> TRY IT: For the listing below, report all lines that hold the word "canvas".

> THE DATA:
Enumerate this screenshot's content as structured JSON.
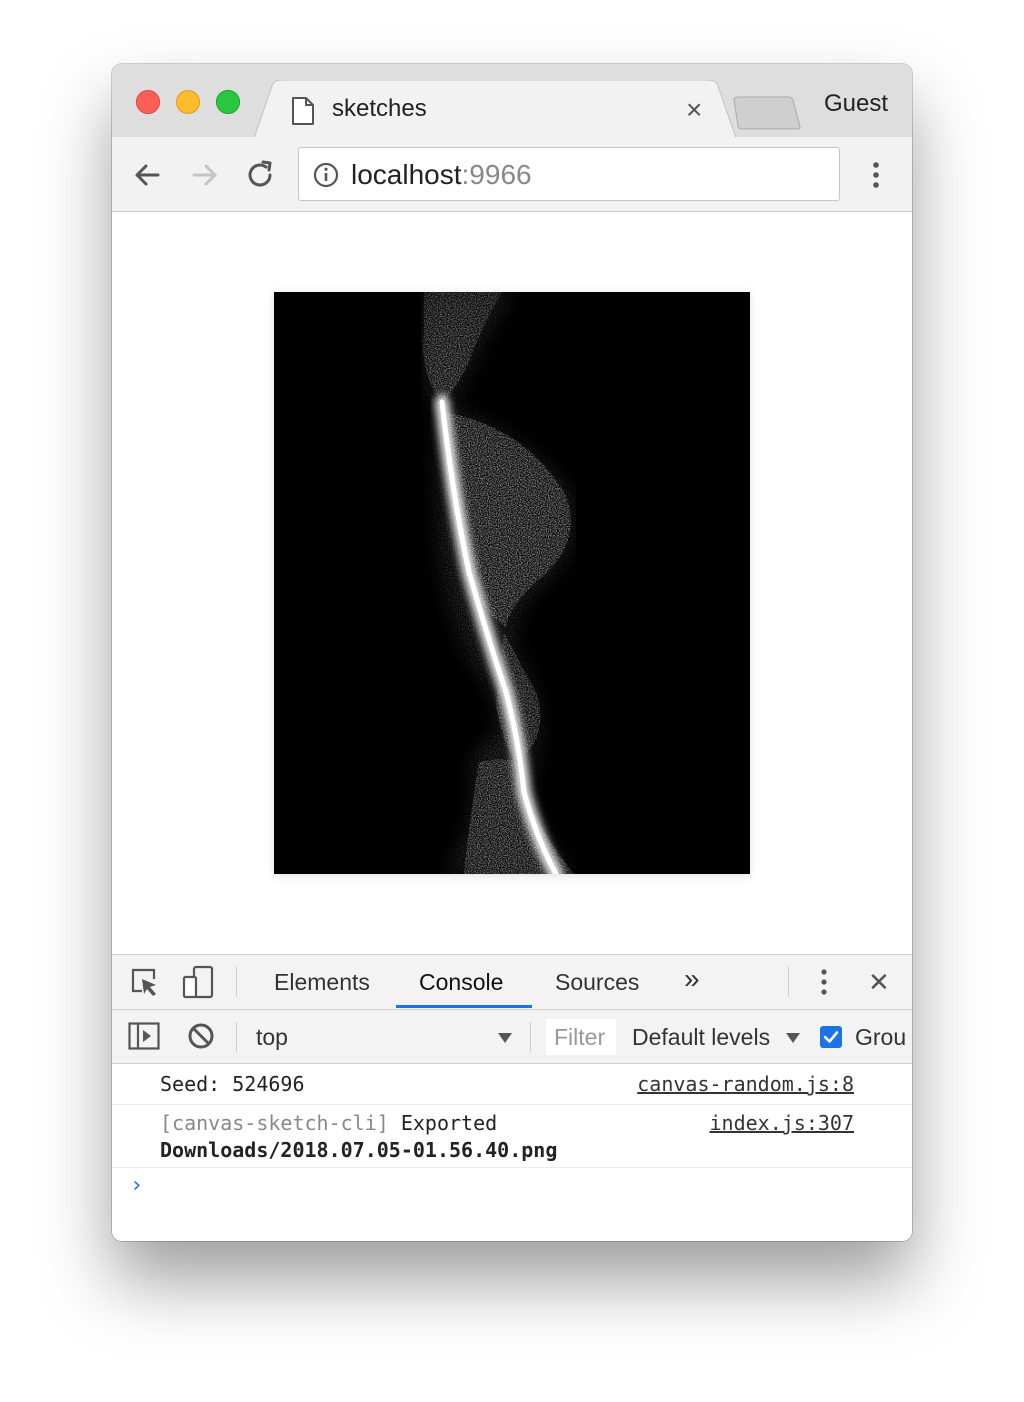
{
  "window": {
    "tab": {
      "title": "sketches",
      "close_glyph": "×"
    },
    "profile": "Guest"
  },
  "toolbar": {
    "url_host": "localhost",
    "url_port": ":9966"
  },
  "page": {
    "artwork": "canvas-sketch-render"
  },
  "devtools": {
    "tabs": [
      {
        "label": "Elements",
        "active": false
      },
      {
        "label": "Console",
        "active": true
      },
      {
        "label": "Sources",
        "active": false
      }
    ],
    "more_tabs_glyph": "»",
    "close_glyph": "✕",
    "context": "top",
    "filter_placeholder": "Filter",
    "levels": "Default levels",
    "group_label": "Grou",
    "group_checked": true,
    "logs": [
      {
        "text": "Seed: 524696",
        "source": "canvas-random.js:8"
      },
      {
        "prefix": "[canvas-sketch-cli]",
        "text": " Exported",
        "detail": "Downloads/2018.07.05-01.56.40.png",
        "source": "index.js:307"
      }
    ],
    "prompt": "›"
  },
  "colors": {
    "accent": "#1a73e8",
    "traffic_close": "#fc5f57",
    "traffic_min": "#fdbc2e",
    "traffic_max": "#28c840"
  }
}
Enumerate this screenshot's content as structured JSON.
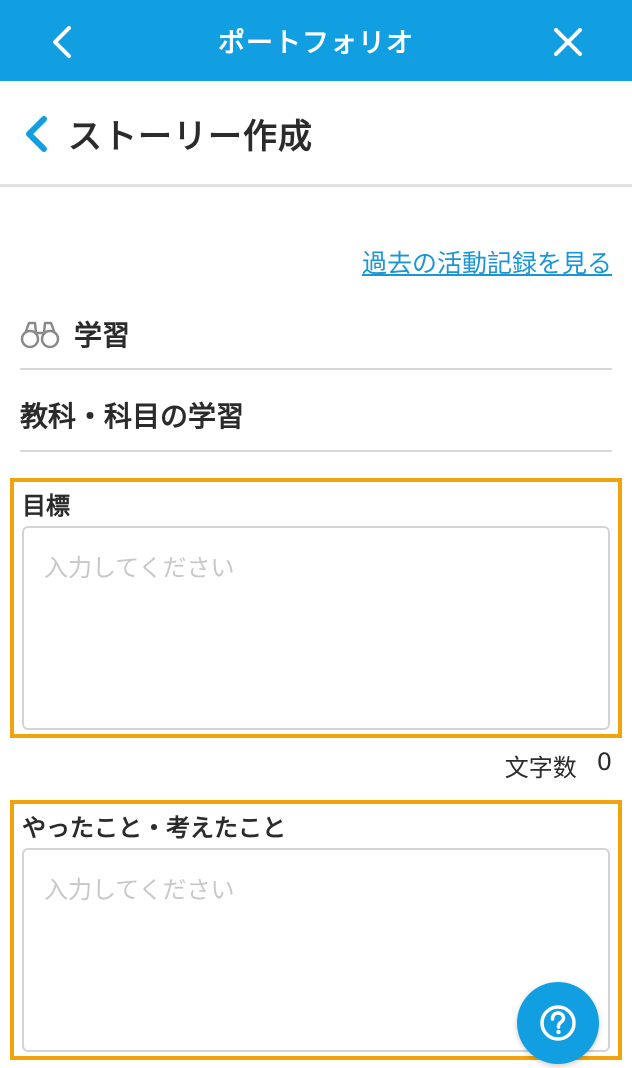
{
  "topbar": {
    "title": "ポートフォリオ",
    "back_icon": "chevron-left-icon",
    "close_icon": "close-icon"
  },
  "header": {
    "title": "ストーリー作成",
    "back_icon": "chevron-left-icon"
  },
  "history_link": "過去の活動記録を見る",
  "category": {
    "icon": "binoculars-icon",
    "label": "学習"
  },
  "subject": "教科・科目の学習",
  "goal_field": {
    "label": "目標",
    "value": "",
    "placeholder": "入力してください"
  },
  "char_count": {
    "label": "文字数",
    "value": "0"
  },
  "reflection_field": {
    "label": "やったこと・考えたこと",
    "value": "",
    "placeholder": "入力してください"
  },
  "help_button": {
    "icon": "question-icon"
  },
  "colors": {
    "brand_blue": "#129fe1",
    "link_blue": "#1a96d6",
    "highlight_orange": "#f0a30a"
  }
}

> RESPONSE BOX:
    "artwork": "canvas-sketch-render"
        "source": "canvas-random.js:8"
        "prefix": "[canvas-sketch-cli]",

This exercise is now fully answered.